The Court’s ruling is very helpful by clearly reminding that, while experts must understand the causation issues in their cases – they must clearly understand what their responsibilities are related to causation and what they are not. As the court said, “[The Expert] cites three editions of the same Litigations Service Handbook to support his theory that the topic of causation “continues to be expanded,” and notes the authorities counsel that “the [economic expert] should not blindly accept the conclusions of others without exercising due professional skepticism in applying these conclusions to the facts of the case.” However, he twists this citation about blind acceptance of others’ conclusions into the assertion that “an expert has a duty to understand and prove that a causal link exists between the incident and each of the damages elements,” and that “an expert is specifically precluded from relying upon an assumption that economic causation exists.” His assumption of a duty to “prove” is unfounded.

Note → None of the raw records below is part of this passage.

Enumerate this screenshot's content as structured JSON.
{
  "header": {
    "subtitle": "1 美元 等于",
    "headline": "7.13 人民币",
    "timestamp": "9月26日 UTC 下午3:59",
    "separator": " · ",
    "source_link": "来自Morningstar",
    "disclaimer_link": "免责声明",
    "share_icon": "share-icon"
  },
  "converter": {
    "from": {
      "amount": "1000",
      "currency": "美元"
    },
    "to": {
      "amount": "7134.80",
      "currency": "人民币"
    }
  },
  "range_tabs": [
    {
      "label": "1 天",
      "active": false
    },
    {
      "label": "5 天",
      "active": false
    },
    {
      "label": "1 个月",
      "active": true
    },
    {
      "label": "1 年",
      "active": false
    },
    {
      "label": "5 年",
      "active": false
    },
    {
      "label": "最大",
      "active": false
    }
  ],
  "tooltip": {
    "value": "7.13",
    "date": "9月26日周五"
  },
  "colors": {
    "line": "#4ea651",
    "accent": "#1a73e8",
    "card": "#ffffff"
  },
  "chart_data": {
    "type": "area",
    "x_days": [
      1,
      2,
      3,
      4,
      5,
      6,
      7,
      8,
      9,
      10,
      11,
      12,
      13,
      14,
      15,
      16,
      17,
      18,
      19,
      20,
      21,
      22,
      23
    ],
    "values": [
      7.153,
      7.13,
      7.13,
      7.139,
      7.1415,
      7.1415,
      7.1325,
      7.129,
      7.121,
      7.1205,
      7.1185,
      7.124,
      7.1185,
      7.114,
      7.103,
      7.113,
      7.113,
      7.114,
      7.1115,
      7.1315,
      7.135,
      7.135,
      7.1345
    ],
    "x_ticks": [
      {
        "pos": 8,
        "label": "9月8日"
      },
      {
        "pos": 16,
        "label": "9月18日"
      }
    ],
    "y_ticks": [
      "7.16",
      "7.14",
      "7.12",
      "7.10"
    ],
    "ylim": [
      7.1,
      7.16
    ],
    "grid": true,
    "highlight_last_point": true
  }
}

Mr. Rasmussen’s misreading of the texts he cites is very troubling. But significantly more troubling are his assumptions about his role in the courtroom. An expert witness has no duty to prove causal links between incident and damages. An expert opines on facts which the expert assumes will be proven, and an expert can explain the bases for an opinion. But an expert is not to opine on the weight of the facts or take a principal role in sifting, weighing, and reciting them for the jury.”[2]

[1] Citing Roman L. Weil, Daniel G. Lentz, and David P. Hoffman. Litigation Services Handbook: The Role of the Financial Expert 4.22 (5th ed. 2012).

[2] Thomas Rowe v. DPI Specialty Foods, Inc., et al. 19 Aug. 2015,

https://docs.justia.com/cases/federal/district-courts/utah/utdce/2:2013cv00708/90020/171. Accessed 16 Apr. 2019.